BusinessWeek hypes nanotechnology as "Investing's 'Next Big Thing." NSF predicts that the market for nanotech products and services will reach $1 trillion by 2015. And scientists and engineers are working to harness the technology to help provide the world with sustainable energy, quantum computing, and drugs to treat cancerous tumors before they metastasize.
At the same time, The New York Times is warning that opposition to nanotechnology is forming from nongovernmental organizations like Greenpeace. And Great Britain's Science Minister is vowing to make certain that nanotechnology won't suffer from the same level of public controversy and fear that surrounded the introduction of genetically modified (GM) food to Europe in the 1990s.

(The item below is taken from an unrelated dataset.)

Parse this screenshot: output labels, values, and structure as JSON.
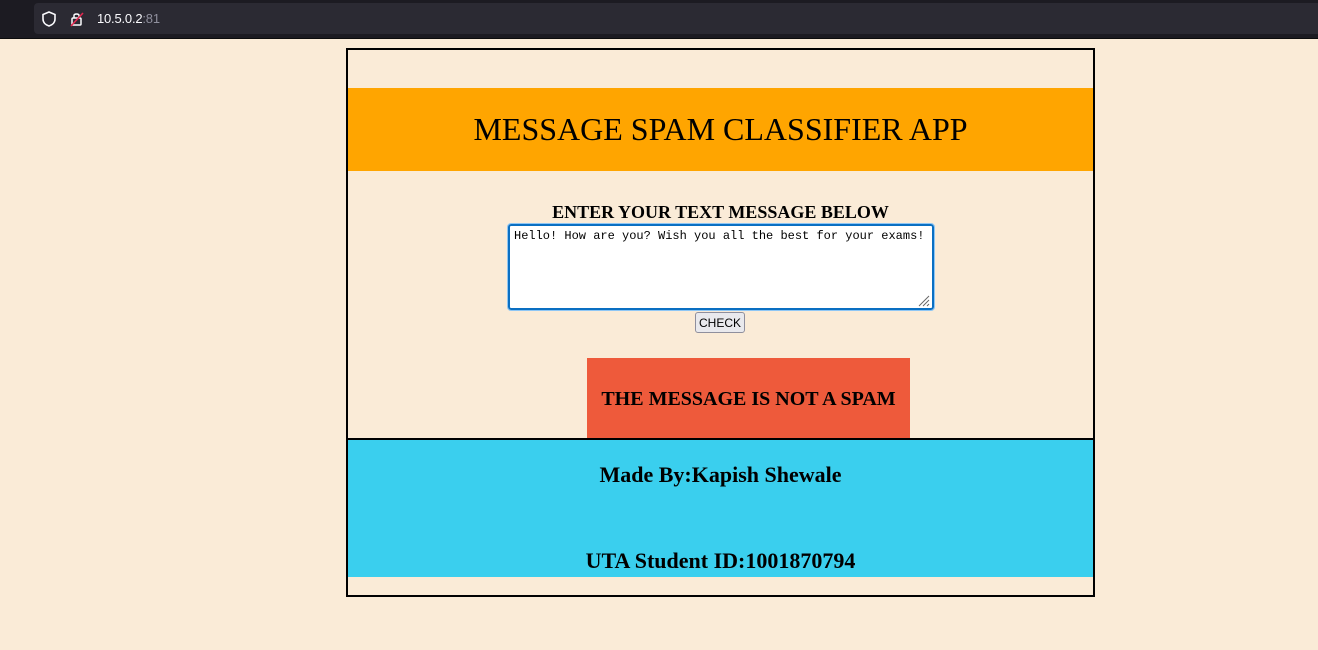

This presentation will look at the Frankenfood debate--how and why it developed, what are European public attitudes toward risk, and whether Europe's so-called "biophobia" could become "nanophobia."